• Exercise
Retype the records below exactly. Leave nothing out.

(Component data from apps and pages)
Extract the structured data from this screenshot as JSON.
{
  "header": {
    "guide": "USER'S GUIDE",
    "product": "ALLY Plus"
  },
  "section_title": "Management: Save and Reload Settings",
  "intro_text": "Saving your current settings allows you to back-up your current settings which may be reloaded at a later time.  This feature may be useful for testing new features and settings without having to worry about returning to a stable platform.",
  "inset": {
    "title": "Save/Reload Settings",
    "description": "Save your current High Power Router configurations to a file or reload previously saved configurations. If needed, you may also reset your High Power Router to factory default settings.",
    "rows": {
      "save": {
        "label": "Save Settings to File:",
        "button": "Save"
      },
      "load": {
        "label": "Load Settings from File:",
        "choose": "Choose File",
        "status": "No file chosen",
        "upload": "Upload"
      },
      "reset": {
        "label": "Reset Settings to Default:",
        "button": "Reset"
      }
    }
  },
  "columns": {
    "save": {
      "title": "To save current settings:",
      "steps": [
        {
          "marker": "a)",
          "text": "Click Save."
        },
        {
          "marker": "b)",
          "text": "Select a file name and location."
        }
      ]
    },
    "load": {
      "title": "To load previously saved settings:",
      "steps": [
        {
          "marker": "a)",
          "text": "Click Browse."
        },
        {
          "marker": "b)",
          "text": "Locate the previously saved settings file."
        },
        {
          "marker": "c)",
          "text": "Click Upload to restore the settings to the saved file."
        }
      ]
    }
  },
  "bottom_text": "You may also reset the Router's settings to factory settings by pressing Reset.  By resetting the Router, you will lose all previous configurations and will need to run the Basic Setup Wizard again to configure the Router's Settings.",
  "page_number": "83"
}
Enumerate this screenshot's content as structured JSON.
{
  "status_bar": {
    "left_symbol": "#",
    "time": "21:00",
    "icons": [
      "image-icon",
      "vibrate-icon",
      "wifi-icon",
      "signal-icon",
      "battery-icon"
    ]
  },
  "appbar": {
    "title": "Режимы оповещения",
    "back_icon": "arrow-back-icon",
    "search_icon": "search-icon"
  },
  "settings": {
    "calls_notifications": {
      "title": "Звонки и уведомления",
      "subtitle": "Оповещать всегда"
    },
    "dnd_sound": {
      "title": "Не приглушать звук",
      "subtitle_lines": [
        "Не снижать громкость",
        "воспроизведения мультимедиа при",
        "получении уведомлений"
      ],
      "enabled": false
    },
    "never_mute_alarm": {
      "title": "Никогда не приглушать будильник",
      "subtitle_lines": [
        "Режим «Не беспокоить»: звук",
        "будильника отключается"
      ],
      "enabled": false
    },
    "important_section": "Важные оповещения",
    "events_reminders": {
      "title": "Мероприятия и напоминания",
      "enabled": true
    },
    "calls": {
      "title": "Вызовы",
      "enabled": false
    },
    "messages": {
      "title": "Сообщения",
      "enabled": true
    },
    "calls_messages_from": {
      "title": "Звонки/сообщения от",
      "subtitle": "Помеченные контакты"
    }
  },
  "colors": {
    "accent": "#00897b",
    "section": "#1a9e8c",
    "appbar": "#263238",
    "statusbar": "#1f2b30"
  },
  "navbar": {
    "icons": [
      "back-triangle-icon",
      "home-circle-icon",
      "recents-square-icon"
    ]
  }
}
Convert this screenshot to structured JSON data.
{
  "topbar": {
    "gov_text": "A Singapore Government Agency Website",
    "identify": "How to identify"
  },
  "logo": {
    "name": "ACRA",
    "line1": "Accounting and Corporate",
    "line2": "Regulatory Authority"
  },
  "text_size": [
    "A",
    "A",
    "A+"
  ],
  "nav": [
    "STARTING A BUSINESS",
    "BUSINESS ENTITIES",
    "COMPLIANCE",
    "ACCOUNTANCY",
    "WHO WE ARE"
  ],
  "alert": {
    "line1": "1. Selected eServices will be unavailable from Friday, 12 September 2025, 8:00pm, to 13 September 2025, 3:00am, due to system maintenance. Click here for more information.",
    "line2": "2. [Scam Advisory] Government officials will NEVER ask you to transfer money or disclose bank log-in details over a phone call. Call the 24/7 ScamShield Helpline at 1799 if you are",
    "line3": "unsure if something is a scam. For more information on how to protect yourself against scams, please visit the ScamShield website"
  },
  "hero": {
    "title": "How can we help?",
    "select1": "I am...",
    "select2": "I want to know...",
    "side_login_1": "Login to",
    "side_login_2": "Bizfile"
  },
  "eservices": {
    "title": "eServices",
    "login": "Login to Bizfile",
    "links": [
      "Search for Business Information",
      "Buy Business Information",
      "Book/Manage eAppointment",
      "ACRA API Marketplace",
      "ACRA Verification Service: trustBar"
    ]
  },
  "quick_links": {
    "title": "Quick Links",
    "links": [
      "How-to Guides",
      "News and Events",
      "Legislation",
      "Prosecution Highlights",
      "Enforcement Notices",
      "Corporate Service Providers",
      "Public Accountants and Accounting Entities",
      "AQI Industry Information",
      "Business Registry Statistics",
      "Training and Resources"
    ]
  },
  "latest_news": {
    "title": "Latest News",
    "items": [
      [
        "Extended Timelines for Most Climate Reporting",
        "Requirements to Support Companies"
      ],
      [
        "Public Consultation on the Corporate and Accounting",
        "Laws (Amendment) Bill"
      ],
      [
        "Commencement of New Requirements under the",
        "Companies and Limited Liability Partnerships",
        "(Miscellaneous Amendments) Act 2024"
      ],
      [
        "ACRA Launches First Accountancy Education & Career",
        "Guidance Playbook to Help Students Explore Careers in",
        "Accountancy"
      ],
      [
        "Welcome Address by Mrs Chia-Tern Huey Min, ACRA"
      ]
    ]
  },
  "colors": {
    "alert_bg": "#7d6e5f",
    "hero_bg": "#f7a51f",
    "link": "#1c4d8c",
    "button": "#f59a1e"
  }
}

• Written solution
Extract the structured data from this screenshot as JSON.
{
  "header": {
    "guide": "USER'S GUIDE",
    "product": "ALLY Plus"
  },
  "section_title": "Management: Save and Reload Settings",
  "intro_text": "Saving your current settings allows you to back-up your current settings which may be reloaded at a later time.  This feature may be useful for testing new features and settings without having to worry about returning to a stable platform.",
  "inset": {
    "title": "Save/Reload Settings",
    "description": "Save your current High Power Router configurations to a file or reload previously saved configurations. If needed, you may also reset your High Power Router to factory default settings.",
    "rows": {
      "save": {
        "label": "Save Settings to File:",
        "button": "Save"
      },
      "load": {
        "label": "Load Settings from File:",
        "choose": "Choose File",
        "status": "No file chosen",
        "upload": "Upload"
      },
      "reset": {
        "label": "Reset Settings to Default:",
        "button": "Reset"
      }
    }
  },
  "columns": {
    "save": {
      "title": "To save current settings:",
      "steps": [
        {
          "marker": "a)",
          "text": "Click Save."
        },
        {
          "marker": "b)",
          "text": "Select a file name and location."
        }
      ]
    },
    "load": {
      "title": "To load previously saved settings:",
      "steps": [
        {
          "marker": "a)",
          "text": "Click Browse."
        },
        {
          "marker": "b)",
          "text": "Locate the previously saved settings file."
        },
        {
          "marker": "c)",
          "text": "Click Upload to restore the settings to the saved file."
        }
      ]
    }
  },
  "bottom_text": "You may also reset the Router's settings to factory settings by pressing Reset.  By resetting the Router, you will lose all previous configurations and will need to run the Basic Setup Wizard again to configure the Router's Settings.",
  "page_number": "83"
}
Enumerate this screenshot's content as structured JSON.
{
  "status_bar": {
    "left_symbol": "#",
    "time": "21:00",
    "icons": [
      "image-icon",
      "vibrate-icon",
      "wifi-icon",
      "signal-icon",
      "battery-icon"
    ]
  },
  "appbar": {
    "title": "Режимы оповещения",
    "back_icon": "arrow-back-icon",
    "search_icon": "search-icon"
  },
  "settings": {
    "calls_notifications": {
      "title": "Звонки и уведомления",
      "subtitle": "Оповещать всегда"
    },
    "dnd_sound": {
      "title": "Не приглушать звук",
      "subtitle_lines": [
        "Не снижать громкость",
        "воспроизведения мультимедиа при",
        "получении уведомлений"
      ],
      "enabled": false
    },
    "never_mute_alarm": {
      "title": "Никогда не приглушать будильник",
      "subtitle_lines": [
        "Режим «Не беспокоить»: звук",
        "будильника отключается"
      ],
      "enabled": false
    },
    "important_section": "Важные оповещения",
    "events_reminders": {
      "title": "Мероприятия и напоминания",
      "enabled": true
    },
    "calls": {
      "title": "Вызовы",
      "enabled": false
    },
    "messages": {
      "title": "Сообщения",
      "enabled": true
    },
    "calls_messages_from": {
      "title": "Звонки/сообщения от",
      "subtitle": "Помеченные контакты"
    }
  },
  "colors": {
    "accent": "#00897b",
    "section": "#1a9e8c",
    "appbar": "#263238",
    "statusbar": "#1f2b30"
  },
  "navbar": {
    "icons": [
      "back-triangle-icon",
      "home-circle-icon",
      "recents-square-icon"
    ]
  }
}
Convert this screenshot to structured JSON data.
{
  "topbar": {
    "gov_text": "A Singapore Government Agency Website",
    "identify": "How to identify"
  },
  "logo": {
    "name": "ACRA",
    "line1": "Accounting and Corporate",
    "line2": "Regulatory Authority"
  },
  "text_size": [
    "A",
    "A",
    "A+"
  ],
  "nav": [
    "STARTING A BUSINESS",
    "BUSINESS ENTITIES",
    "COMPLIANCE",
    "ACCOUNTANCY",
    "WHO WE ARE"
  ],
  "alert": {
    "line1": "1. Selected eServices will be unavailable from Friday, 12 September 2025, 8:00pm, to 13 September 2025, 3:00am, due to system maintenance. Click here for more information.",
    "line2": "2. [Scam Advisory] Government officials will NEVER ask you to transfer money or disclose bank log-in details over a phone call. Call the 24/7 ScamShield Helpline at 1799 if you are",
    "line3": "unsure if something is a scam. For more information on how to protect yourself against scams, please visit the ScamShield website"
  },
  "hero": {
    "title": "How can we help?",
    "select1": "I am...",
    "select2": "I want to know...",
    "side_login_1": "Login to",
    "side_login_2": "Bizfile"
  },
  "eservices": {
    "title": "eServices",
    "login": "Login to Bizfile",
    "links": [
      "Search for Business Information",
      "Buy Business Information",
      "Book/Manage eAppointment",
      "ACRA API Marketplace",
      "ACRA Verification Service: trustBar"
    ]
  },
  "quick_links": {
    "title": "Quick Links",
    "links": [
      "How-to Guides",
      "News and Events",
      "Legislation",
      "Prosecution Highlights",
      "Enforcement Notices",
      "Corporate Service Providers",
      "Public Accountants and Accounting Entities",
      "AQI Industry Information",
      "Business Registry Statistics",
      "Training and Resources"
    ]
  },
  "latest_news": {
    "title": "Latest News",
    "items": [
      [
        "Extended Timelines for Most Climate Reporting",
        "Requirements to Support Companies"
      ],
      [
        "Public Consultation on the Corporate and Accounting",
        "Laws (Amendment) Bill"
      ],
      [
        "Commencement of New Requirements under the",
        "Companies and Limited Liability Partnerships",
        "(Miscellaneous Amendments) Act 2024"
      ],
      [
        "ACRA Launches First Accountancy Education & Career",
        "Guidance Playbook to Help Students Explore Careers in",
        "Accountancy"
      ],
      [
        "Welcome Address by Mrs Chia-Tern Huey Min, ACRA"
      ]
    ]
  },
  "colors": {
    "alert_bg": "#7d6e5f",
    "hero_bg": "#f7a51f",
    "link": "#1c4d8c",
    "button": "#f59a1e"
  }
}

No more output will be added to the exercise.